Work to complete — Copy all entries exactly.

-- The data follows --

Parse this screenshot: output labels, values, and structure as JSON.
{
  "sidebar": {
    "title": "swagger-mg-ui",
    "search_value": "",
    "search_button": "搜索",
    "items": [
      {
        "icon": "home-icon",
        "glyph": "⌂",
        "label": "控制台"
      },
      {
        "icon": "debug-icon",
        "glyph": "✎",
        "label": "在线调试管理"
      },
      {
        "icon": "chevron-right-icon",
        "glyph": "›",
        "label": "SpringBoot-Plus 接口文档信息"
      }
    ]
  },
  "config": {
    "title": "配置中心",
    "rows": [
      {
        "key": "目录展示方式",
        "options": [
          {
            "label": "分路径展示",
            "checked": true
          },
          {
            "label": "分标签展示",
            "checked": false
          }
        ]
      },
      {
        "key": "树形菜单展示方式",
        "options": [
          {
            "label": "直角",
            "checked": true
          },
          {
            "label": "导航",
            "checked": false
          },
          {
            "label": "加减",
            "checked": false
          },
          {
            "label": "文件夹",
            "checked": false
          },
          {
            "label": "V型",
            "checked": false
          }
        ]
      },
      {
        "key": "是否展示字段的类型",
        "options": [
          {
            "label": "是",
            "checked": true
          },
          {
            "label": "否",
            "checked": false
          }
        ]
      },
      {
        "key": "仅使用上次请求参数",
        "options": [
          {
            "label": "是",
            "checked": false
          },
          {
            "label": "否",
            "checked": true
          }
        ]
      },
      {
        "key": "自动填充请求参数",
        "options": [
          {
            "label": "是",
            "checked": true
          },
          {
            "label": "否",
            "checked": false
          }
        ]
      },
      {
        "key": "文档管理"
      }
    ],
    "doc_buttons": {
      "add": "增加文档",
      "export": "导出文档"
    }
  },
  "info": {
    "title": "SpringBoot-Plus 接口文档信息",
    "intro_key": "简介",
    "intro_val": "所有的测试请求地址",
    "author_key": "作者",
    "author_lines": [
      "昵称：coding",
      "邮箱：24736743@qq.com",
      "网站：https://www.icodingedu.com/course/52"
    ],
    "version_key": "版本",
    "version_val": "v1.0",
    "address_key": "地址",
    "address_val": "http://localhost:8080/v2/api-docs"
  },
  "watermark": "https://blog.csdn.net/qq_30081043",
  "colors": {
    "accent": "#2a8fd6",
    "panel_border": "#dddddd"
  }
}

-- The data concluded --

Response —
Parse this screenshot: output labels, values, and structure as JSON.
{
  "sidebar": {
    "title": "swagger-mg-ui",
    "search_value": "",
    "search_button": "搜索",
    "items": [
      {
        "icon": "home-icon",
        "glyph": "⌂",
        "label": "控制台"
      },
      {
        "icon": "debug-icon",
        "glyph": "✎",
        "label": "在线调试管理"
      },
      {
        "icon": "chevron-right-icon",
        "glyph": "›",
        "label": "SpringBoot-Plus 接口文档信息"
      }
    ]
  },
  "config": {
    "title": "配置中心",
    "rows": [
      {
        "key": "目录展示方式",
        "options": [
          {
            "label": "分路径展示",
            "checked": true
          },
          {
            "label": "分标签展示",
            "checked": false
          }
        ]
      },
      {
        "key": "树形菜单展示方式",
        "options": [
          {
            "label": "直角",
            "checked": true
          },
          {
            "label": "导航",
            "checked": false
          },
          {
            "label": "加减",
            "checked": false
          },
          {
            "label": "文件夹",
            "checked": false
          },
          {
            "label": "V型",
            "checked": false
          }
        ]
      },
      {
        "key": "是否展示字段的类型",
        "options": [
          {
            "label": "是",
            "checked": true
          },
          {
            "label": "否",
            "checked": false
          }
        ]
      },
      {
        "key": "仅使用上次请求参数",
        "options": [
          {
            "label": "是",
            "checked": false
          },
          {
            "label": "否",
            "checked": true
          }
        ]
      },
      {
        "key": "自动填充请求参数",
        "options": [
          {
            "label": "是",
            "checked": true
          },
          {
            "label": "否",
            "checked": false
          }
        ]
      },
      {
        "key": "文档管理"
      }
    ],
    "doc_buttons": {
      "add": "增加文档",
      "export": "导出文档"
    }
  },
  "info": {
    "title": "SpringBoot-Plus 接口文档信息",
    "intro_key": "简介",
    "intro_val": "所有的测试请求地址",
    "author_key": "作者",
    "author_lines": [
      "昵称：coding",
      "邮箱：24736743@qq.com",
      "网站：https://www.icodingedu.com/course/52"
    ],
    "version_key": "版本",
    "version_val": "v1.0",
    "address_key": "地址",
    "address_val": "http://localhost:8080/v2/api-docs"
  },
  "watermark": "https://blog.csdn.net/qq_30081043",
  "colors": {
    "accent": "#2a8fd6",
    "panel_border": "#dddddd"
  }
}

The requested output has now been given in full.